*** Opening INPUT FOR THIS TASK ***
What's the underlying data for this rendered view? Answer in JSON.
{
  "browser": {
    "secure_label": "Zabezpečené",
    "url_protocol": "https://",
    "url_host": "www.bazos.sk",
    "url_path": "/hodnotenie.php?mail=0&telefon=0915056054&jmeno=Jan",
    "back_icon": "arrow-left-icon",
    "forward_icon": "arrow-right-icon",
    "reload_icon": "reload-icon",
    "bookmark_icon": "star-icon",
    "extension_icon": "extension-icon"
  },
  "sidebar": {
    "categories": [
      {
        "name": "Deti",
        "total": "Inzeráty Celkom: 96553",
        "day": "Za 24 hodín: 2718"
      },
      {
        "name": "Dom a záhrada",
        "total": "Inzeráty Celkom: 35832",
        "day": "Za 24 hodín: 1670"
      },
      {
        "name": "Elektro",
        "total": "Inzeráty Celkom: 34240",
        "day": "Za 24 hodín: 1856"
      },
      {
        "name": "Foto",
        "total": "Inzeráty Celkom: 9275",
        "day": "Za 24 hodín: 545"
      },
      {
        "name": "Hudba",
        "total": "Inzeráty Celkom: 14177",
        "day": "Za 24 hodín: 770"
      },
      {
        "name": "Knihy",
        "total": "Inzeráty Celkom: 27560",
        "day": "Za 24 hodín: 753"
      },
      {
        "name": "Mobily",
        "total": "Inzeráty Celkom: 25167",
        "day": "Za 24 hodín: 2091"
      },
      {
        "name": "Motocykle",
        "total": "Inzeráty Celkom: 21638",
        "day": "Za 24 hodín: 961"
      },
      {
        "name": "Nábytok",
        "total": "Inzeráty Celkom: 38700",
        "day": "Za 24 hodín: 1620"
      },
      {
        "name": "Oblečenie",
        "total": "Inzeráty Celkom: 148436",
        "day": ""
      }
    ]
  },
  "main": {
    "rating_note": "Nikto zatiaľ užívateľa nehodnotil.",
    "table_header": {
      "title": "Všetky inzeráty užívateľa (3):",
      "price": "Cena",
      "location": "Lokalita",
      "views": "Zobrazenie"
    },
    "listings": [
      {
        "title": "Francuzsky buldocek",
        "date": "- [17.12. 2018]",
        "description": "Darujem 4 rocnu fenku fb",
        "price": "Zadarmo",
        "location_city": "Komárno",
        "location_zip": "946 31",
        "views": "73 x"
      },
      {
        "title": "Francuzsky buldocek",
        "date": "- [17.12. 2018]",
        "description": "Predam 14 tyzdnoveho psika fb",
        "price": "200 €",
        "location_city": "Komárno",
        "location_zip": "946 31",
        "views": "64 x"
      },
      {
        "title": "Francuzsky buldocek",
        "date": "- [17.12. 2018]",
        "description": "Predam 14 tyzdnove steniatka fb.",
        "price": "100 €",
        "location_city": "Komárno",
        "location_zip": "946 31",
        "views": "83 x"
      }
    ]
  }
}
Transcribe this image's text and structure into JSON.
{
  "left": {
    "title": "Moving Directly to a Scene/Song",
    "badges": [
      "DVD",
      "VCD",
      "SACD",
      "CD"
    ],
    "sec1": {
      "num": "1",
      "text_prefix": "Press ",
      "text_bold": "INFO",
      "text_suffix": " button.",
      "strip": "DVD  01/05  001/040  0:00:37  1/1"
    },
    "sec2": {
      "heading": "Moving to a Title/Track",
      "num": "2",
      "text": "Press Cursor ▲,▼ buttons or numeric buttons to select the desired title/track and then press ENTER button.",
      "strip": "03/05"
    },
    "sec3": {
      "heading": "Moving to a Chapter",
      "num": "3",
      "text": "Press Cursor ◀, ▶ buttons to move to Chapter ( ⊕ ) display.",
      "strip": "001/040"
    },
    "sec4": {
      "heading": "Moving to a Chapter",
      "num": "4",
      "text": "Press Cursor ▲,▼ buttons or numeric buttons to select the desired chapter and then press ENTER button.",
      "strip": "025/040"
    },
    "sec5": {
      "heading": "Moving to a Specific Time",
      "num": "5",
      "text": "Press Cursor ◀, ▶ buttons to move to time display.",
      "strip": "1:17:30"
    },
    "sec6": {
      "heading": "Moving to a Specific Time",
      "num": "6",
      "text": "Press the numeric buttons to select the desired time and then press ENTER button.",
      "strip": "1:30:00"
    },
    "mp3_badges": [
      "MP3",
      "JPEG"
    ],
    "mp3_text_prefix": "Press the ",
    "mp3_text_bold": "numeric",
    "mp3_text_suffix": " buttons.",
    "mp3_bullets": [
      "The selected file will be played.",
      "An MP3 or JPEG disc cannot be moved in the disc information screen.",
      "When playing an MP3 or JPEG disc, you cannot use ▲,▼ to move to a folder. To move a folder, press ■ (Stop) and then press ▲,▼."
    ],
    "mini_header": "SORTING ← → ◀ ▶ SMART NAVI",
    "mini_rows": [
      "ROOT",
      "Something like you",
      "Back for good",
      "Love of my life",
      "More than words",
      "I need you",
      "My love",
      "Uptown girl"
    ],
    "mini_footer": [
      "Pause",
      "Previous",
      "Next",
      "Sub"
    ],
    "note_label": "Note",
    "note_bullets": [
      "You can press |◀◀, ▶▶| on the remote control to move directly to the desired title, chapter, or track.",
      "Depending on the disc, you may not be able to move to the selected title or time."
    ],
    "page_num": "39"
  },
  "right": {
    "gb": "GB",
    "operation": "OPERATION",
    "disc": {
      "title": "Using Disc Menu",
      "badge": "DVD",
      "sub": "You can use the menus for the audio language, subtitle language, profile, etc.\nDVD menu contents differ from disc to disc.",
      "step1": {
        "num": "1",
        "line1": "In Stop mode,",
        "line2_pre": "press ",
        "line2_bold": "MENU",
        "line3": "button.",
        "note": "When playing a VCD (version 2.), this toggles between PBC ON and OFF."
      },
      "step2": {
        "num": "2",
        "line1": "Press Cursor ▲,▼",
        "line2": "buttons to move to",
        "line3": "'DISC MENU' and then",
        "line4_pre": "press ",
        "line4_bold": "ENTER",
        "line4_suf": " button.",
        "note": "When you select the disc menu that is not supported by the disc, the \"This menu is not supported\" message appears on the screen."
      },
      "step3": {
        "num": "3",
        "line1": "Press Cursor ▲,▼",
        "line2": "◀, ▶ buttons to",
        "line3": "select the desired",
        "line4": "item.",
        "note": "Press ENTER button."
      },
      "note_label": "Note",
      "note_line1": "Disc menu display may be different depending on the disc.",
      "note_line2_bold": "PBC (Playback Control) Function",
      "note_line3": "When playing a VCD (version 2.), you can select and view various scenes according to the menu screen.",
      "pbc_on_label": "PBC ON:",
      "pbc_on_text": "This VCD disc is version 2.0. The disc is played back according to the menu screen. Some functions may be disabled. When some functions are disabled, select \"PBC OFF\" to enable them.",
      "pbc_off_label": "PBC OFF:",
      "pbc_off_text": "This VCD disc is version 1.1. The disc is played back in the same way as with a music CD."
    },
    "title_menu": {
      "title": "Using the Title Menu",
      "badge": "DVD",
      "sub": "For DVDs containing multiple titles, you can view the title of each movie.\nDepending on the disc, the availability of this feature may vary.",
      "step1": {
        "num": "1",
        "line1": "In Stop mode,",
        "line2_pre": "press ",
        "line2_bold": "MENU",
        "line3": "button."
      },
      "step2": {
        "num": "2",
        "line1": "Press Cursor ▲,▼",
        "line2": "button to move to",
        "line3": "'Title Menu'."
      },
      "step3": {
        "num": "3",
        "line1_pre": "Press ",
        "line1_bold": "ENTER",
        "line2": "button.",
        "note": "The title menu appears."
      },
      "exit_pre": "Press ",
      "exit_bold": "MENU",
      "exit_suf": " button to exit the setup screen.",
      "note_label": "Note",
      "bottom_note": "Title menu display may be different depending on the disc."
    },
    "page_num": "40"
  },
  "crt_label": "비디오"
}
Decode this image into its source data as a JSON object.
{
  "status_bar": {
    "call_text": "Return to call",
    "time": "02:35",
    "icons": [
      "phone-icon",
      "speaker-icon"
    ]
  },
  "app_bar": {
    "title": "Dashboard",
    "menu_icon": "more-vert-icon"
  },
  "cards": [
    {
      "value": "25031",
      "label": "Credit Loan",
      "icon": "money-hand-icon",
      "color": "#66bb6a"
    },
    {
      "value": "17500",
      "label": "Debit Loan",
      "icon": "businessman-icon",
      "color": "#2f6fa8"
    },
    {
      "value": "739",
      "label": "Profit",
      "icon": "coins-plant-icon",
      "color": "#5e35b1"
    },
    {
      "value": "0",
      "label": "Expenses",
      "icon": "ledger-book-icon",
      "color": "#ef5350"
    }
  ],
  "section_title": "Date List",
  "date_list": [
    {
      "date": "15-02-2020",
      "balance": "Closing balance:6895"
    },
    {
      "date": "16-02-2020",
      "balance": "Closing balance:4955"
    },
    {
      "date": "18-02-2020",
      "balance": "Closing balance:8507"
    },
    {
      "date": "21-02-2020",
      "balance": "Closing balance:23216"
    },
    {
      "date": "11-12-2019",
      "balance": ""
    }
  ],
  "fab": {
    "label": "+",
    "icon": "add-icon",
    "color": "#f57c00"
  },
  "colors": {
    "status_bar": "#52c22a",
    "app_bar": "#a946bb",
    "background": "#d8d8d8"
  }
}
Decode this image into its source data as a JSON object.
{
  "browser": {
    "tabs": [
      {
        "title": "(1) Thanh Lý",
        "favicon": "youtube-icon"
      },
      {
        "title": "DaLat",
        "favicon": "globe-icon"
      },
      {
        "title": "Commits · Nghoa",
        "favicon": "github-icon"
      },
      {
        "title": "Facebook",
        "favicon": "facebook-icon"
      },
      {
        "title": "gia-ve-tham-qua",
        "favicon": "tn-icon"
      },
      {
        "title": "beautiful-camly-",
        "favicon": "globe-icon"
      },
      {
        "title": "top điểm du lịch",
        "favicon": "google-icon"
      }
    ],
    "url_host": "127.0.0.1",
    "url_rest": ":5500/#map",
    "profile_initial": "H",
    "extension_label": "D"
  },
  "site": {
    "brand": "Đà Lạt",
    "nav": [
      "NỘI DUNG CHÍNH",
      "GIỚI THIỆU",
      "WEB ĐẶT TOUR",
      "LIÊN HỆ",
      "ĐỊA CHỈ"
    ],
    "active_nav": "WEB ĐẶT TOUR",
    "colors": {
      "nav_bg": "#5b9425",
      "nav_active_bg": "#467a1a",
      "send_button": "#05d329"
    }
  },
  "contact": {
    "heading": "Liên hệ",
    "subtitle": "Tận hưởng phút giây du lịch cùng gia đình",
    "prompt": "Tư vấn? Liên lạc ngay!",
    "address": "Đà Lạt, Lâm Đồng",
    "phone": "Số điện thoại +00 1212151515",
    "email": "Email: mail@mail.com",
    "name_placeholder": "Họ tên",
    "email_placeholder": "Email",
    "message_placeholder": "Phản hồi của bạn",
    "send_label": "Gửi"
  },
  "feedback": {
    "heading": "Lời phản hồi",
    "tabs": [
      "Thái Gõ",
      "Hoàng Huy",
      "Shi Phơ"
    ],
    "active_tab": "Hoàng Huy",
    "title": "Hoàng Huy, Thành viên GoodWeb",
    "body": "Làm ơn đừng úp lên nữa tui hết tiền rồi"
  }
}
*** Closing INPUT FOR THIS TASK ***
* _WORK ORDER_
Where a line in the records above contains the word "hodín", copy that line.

* _SOLUTION TO THE EXERCISE_
        "day": "Za 24 hodín: 2718"
        "day": "Za 24 hodín: 1670"
        "day": "Za 24 hodín: 1856"
        "day": "Za 24 hodín: 545"
        "day": "Za 24 hodín: 770"
        "day": "Za 24 hodín: 753"
        "day": "Za 24 hodín: 2091"
        "day": "Za 24 hodín: 961"
        "day": "Za 24 hodín: 1620"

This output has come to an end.